— Work order —
Copy, without a single change, each line from the one that holds "Serialize everything readable" to the bottom of the entries below, and drop any pictures.

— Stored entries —
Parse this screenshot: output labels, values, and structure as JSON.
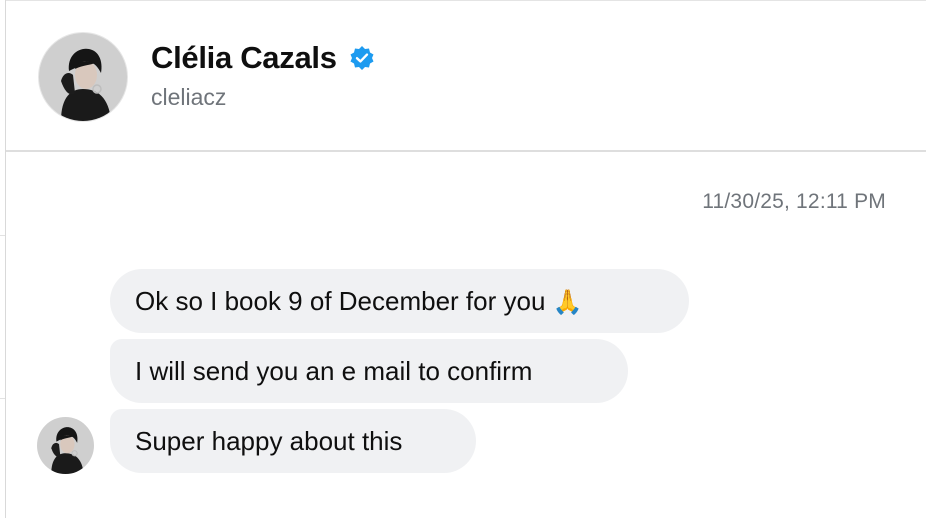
{
  "profile": {
    "name": "Clélia Cazals",
    "handle": "cleliacz",
    "verified": true,
    "avatar_icon": "profile-photo"
  },
  "conversation": {
    "timestamp": "11/30/25, 12:11 PM",
    "messages": [
      {
        "text": "Ok so I book 9 of December for you",
        "emoji": "🙏"
      },
      {
        "text": "I will send you an e mail to confirm",
        "emoji": ""
      },
      {
        "text": "Super happy about this",
        "emoji": ""
      }
    ]
  },
  "colors": {
    "verified_badge": "#1d9bf0",
    "bubble_bg": "#f0f1f3",
    "muted_text": "#6f747a"
  }
}
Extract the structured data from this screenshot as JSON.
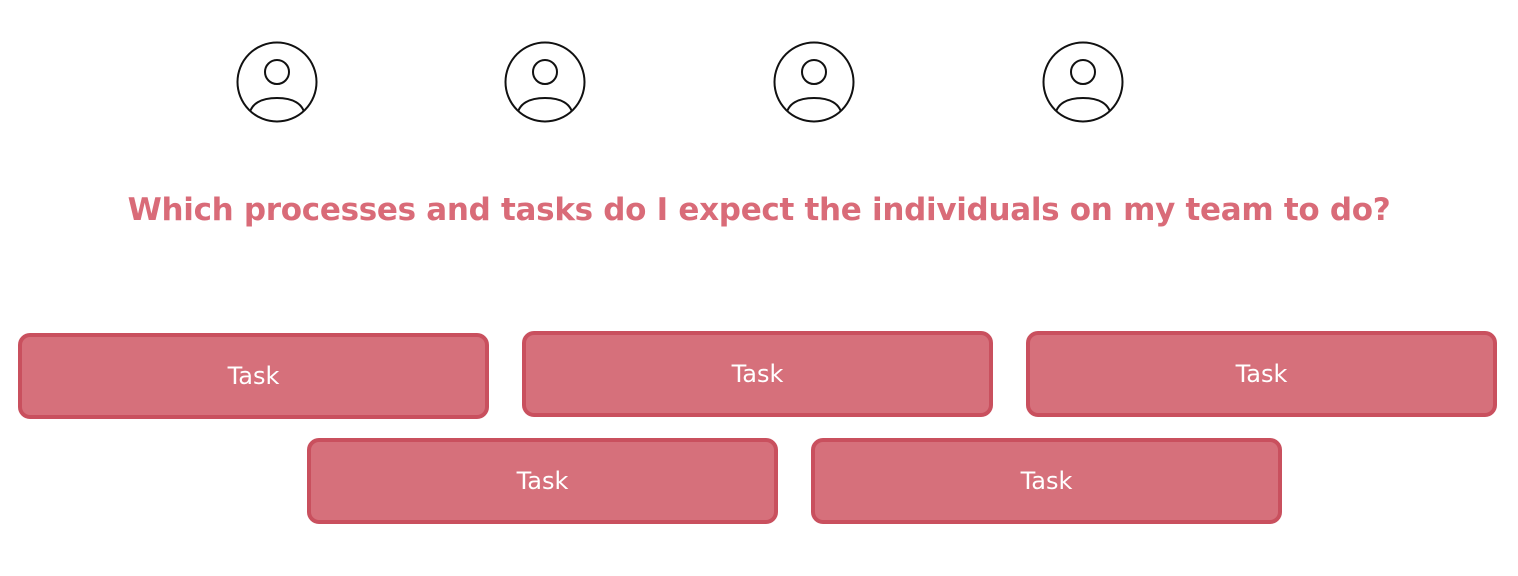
{
  "headline": "Which processes and tasks do I expect the individuals on my team to do?",
  "avatars": [
    {
      "icon": "person-icon"
    },
    {
      "icon": "person-icon"
    },
    {
      "icon": "person-icon"
    },
    {
      "icon": "person-icon"
    }
  ],
  "tasks": [
    {
      "label": "Task"
    },
    {
      "label": "Task"
    },
    {
      "label": "Task"
    },
    {
      "label": "Task"
    },
    {
      "label": "Task"
    }
  ],
  "colors": {
    "accent": "#d96b78",
    "task_fill": "#d6707b",
    "task_border": "#c9505e",
    "icon_stroke": "#111111"
  }
}
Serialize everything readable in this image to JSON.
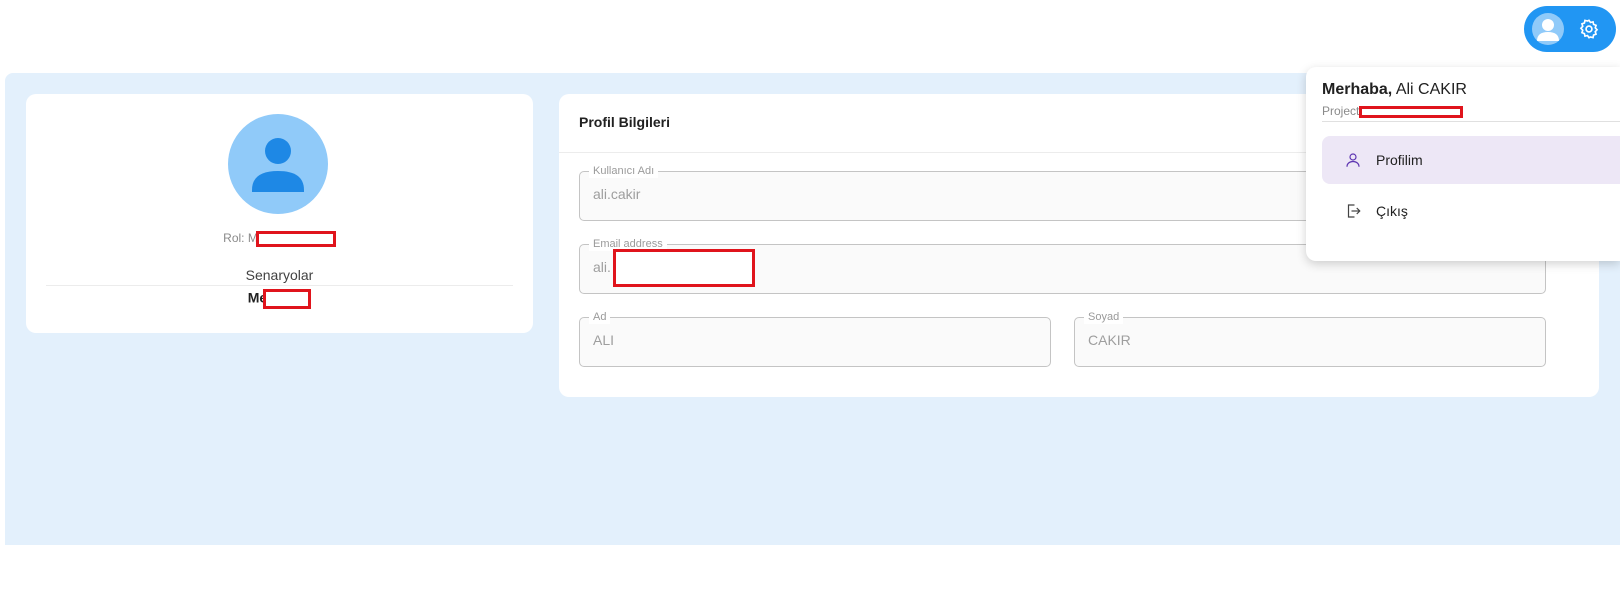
{
  "header": {
    "avatar_icon": "person-icon",
    "settings_icon": "gear-icon",
    "accent_color": "#2196f3"
  },
  "profile_card": {
    "avatar_icon": "person-icon",
    "role_label": "Rol: M",
    "scenarios_title": "Senaryolar",
    "scenario_item": "Me"
  },
  "profile_form": {
    "title": "Profil Bilgileri",
    "username": {
      "label": "Kullanıcı Adı",
      "value": "ali.cakir"
    },
    "email": {
      "label": "Email address",
      "value": "ali."
    },
    "first_name": {
      "label": "Ad",
      "value": "ALI"
    },
    "last_name": {
      "label": "Soyad",
      "value": "CAKIR"
    }
  },
  "user_menu": {
    "greeting_prefix": "Merhaba,",
    "user_name": "Ali CAKIR",
    "project_label": "Project",
    "items": [
      {
        "label": "Profilim",
        "icon": "person-outline-icon"
      },
      {
        "label": "Çıkış",
        "icon": "logout-icon"
      }
    ]
  }
}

— Solution below —
Serialize everything readable in this image to JSON.
{
  "header": {
    "avatar_icon": "person-icon",
    "settings_icon": "gear-icon",
    "accent_color": "#2196f3"
  },
  "profile_card": {
    "avatar_icon": "person-icon",
    "role_label": "Rol: M",
    "scenarios_title": "Senaryolar",
    "scenario_item": "Me"
  },
  "profile_form": {
    "title": "Profil Bilgileri",
    "username": {
      "label": "Kullanıcı Adı",
      "value": "ali.cakir"
    },
    "email": {
      "label": "Email address",
      "value": "ali."
    },
    "first_name": {
      "label": "Ad",
      "value": "ALI"
    },
    "last_name": {
      "label": "Soyad",
      "value": "CAKIR"
    }
  },
  "user_menu": {
    "greeting_prefix": "Merhaba,",
    "user_name": "Ali CAKIR",
    "project_label": "Project",
    "items": [
      {
        "label": "Profilim",
        "icon": "person-outline-icon"
      },
      {
        "label": "Çıkış",
        "icon": "logout-icon"
      }
    ]
  }
}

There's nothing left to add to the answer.